What Is Rolfing?
Rolfing or Structural Integration was developed by Dr Ida Rolf through a half century of study and practice. It is a hands on process of manual manipulation of the soft tissue (muscles, tendons, ligaments, fascia) using precise, deliberate and penetrating strokes to rehydrate tissue and dissolve adhesions that cause restriction of movement, impede function and cause pain. Rolfing’s aim is to modify the structure of the body and in so doing, improve the capacity to function as it was designed to do – efficiently, easily and without pain
What Is Your Body Really Telling You

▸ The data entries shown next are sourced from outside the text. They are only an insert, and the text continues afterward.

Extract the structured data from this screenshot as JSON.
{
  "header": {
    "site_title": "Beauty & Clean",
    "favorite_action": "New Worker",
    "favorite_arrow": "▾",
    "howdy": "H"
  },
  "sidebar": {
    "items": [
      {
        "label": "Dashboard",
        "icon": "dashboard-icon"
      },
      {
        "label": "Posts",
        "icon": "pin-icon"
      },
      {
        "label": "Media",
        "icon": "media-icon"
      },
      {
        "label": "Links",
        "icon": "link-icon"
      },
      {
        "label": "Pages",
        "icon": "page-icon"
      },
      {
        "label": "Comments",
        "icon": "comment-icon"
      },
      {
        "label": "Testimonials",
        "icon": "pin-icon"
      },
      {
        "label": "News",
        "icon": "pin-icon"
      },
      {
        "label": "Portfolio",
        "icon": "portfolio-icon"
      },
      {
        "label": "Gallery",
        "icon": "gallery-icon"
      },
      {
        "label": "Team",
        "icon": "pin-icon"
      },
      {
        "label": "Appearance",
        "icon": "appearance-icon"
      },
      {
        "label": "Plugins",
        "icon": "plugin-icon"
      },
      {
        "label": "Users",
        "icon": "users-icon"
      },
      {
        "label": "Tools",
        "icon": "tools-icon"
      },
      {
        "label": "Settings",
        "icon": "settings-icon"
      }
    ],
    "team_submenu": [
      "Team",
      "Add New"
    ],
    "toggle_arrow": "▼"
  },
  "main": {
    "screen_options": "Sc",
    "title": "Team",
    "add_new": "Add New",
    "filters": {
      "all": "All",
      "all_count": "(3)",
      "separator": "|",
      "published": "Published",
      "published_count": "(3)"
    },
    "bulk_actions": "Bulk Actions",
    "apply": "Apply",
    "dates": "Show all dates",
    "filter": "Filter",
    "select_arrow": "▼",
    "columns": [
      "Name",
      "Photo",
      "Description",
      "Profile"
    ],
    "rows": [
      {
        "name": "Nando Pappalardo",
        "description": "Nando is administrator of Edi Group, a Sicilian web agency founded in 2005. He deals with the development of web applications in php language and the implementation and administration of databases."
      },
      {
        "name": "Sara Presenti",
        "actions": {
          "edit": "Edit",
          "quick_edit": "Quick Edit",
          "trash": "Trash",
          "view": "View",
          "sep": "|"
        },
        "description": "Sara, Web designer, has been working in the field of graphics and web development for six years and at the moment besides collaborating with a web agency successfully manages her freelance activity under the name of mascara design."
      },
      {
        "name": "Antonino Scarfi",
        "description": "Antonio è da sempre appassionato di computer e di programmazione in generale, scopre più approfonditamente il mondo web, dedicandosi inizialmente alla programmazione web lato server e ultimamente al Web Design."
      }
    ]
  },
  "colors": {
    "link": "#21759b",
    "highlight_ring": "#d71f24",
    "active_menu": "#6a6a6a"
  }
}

IS IT A SHARP PAIN in the low back when you bend over to tie your shoes? Or a persistent neck ache that is aggravated by long periods of sitting? If tension, constriction and pain have become chronic in your life, it is an important signal – a signal that your body is struggling with a structural imbalance. Often years in the making, such imbalances can arise from poor postural habits and accumulated stress. Or they may occur suddenly as the result of a physical injury or traumatic incident in which tissues are stretched beyond their limits. Whatever the cause, treating symptoms rarely brings lasting results. While massage or medication may give you some temporary relief, the tension, inflammation and pain inevitably return.
How Does Rolfing Realign The Body
Rolfing structurally organises and realigns the body’s soft connective tissue network. This strong and flexible tissue network is known as the fascial system. Fascia surrounds every joint, muscle, bone and organ. It supports the skeleton, positions of bone, and gives the body its shape. Through constant strain and movement patterns the fascial system can experience shortening and tightening. The job of the rolfing practitioner is to facilitate lengthening of this shortened fascia allowing the muscles and bones to return to a balanced relationship and for the body to release and realign itself. It does this through a series of sessions designed to systematically approach all the different segments of the body, integrating them back into the whole. Each session of the process is both a continuation of the previous one and an introduction to the next.
Rolfing & Deep Tissue Massage
What Is The Difference
The first form of therapy a person may look for when seeking relief from muscular aches and pains could be deep tissue massage or what I like to call “fix it” work. Here the therapist focuses on the area of pain and discomfort. While this no doubt brings relief to the person, the symptoms of the pain often return within a week or two. The reason for this is that the space that has just been opened up and released needs room to hold that lengthening of the tissue. It cannot hold the gained length if other segments of the body have not also been given the required space to lengthen. There is a limit to how much release you can get in one area if other parts of the body are not in their right place. Imagine the process of making a bed. You can’t get the wrinkle out where the wrinkle is but instead have to go around the bed and make many adjustments of the sheet before you can get the sheet straight!
Techniques that look similar to deep tissue massage are utilised in rolfing, however our approach and intention is very different. Rolfing is beginning the process to bring space to all of the structure, enabling the body contents to relate to one another more freely and easily as it was designed to do. This whole body approach is why rolfing is more effective and longer lasting than other physical therapy treatments.
Do The Changes Last
When we unwind these holding patterns we set new neurological pathways creating new possibilities for the body to hold itself. As the spaces are opened up and the joints realigned the segments of the body are able to re position themselves more appropriately. We start to be able to move around in our daily lives using less energy and gaining ease of motion. This is why through rolfing the changes last longer than other therapies.